Eve Heidel's Profile
Science Today Magazine printed an interview with me in their August 2007 issue, which I received permission to post here. The interviewer is Matt Bradwell (MB). EH is of course for Eve Heidel.MB: How did you first come across the notion of the Hollow Earth, and what made you decide to pursue it?
EH: Actually, it was my husband's work, initially. We were both physics professors at the same university - that's how we met - and he'd developed this theory that what people had been referring to as the Hollow Earth was actually an unfurled Calabi-Yau Manifold... a kind of bubble of space lying "off to the side" as it were, of normal space. The Earth, of course, is not hollow. Anyway, Keith, my husband, figured out a way to get some readings of this space, and shortly after... he went there. No one has seen him since. And that gives you an answer to the second part of your question. I've picked up the work, and have been trying to find out how to get more people there, so we can find him. We've made some progress, of course - the PsyPets are proof of that - but I haven't been able to get any readings regarding Keith's whereabouts.
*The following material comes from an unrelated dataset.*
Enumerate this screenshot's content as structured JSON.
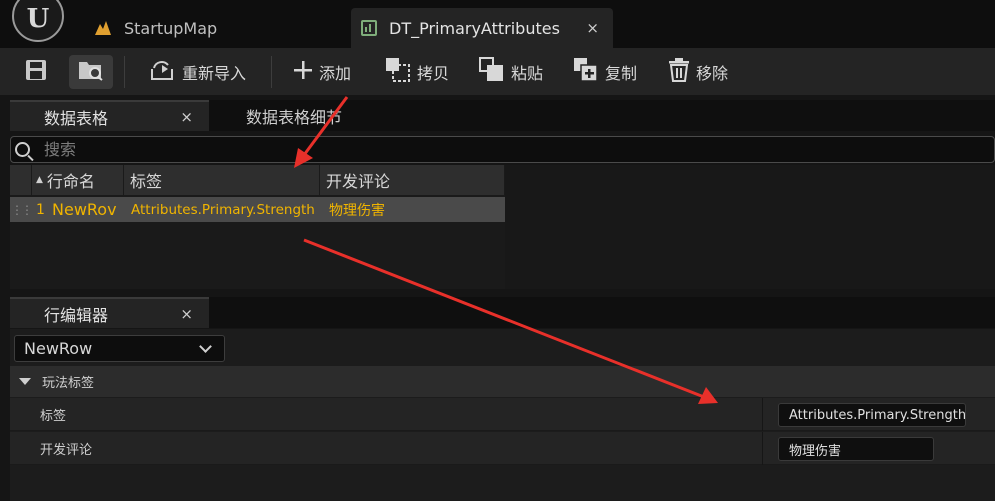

MB: Oh, I'm sorry, I didn't realize.
EH: No, it's alright. Please continue.
MB: Right. Next question. What is your favorite PsyPet, and why?
EH: I barely have time to take care of any myself. Really, none of us do, that's why we started looking for volunteers. At first we were only using the PsyPets to experiment on pulling things through from the Hollow Earth, we didn't realize they were sentient at the time, and I'm admit there were several accidents early on. Um, but to get more to your question, I did take care of one for a while: Lukas, a Fountain-Tailed Cat. He was a real sweetie. I don't know what happened, but one day he was just gone. Shortly thereafter we suddenly had PsyPets coming in uncontrollably from Hollow Earth. I can't help but to think that Lukas had something to do with it. That's when we put out the call for volunteers.
MB: Bubbles of space, PsyPets... I think a question on a lot of people's minds is how Hollow Earth will affect the rest of the world.
EH: It's hard to say. I can tell you that most governments have instituted very strict laws against bringing anything from Hollow Earth in to their countries. Not just the PsyPets, but any of the plant life, such as Aging Root. Not that I disagree with that standpoint - mixing ecosystems can have unpredictable and disastrous results - but I feel like this isn't the only way in which we're being quarantined here. For example, we've found remains of a large and complex civilization in Hollow Earth, which Julio Beiler has been studying. Who were these people? Were they even human? Where did they go? The answers to these questions could have powerful ramifications on how we look at the world - the universe - but so far the entire topic is ignored by most of the scientific community. Some people even say that this whole project is a stunt. I know those kind of people change their mind if they'd actually come here, but of course they never do.
MB: Hm. Well, hopefully this interview will give some of those people pause for thought. Another question I've heard, somewhat along those lines, stems from the increased funding you're receiving from private businesses. Saying that Hollow Earth is a stunt is really on the mild side, compared to theories that you're building up your forces for world domination. Do you have anything to say in regards to these kinds of theories?
EH: I hope that these "theories" are as immediately ridiculous to most people as they are to me, and everyone else here. I think the worst one I read about on some web site suggested that I killed my husband and created this whole thing to cover it up... Anyway, I think this interview speaks for itself.
MB: Sorry, I can tell this topic upsets you. I have one last question: what were you like as a child? Were you always interested in science, and space, and aliens and the like?
EH: Kind of. I wouldn't say aliens so much as dragons. I read a lot of fantasy stories when I was young, so in a way I guess that prepped me for the weirder side of science. I remember what finally got me interested in the real nitty-gritty science was a physics class I took in high school. I was trying to get as many of the "advanced" classes as possible for my college resume, of which physics was one, especially in my school, which was largely dominated by football jocks and cheerleaders. Anyway, I'd never thought I'd be so interested in the topic. I thought I'd write - I just happened to also have a knack for math. But then I took this physics class, and realized that's what I wanted to do in college. My parents were happy to support me whatever I did, so long as I did it. Physics, writing, didn't matter to them. Hm. Was there anything else?
MB: No, that about it wraps it up. Thank you, Eve, for your time.
EH: Of course.
Last active on 2019.07.17, 05:02:08am
Eve Heidel has no pets.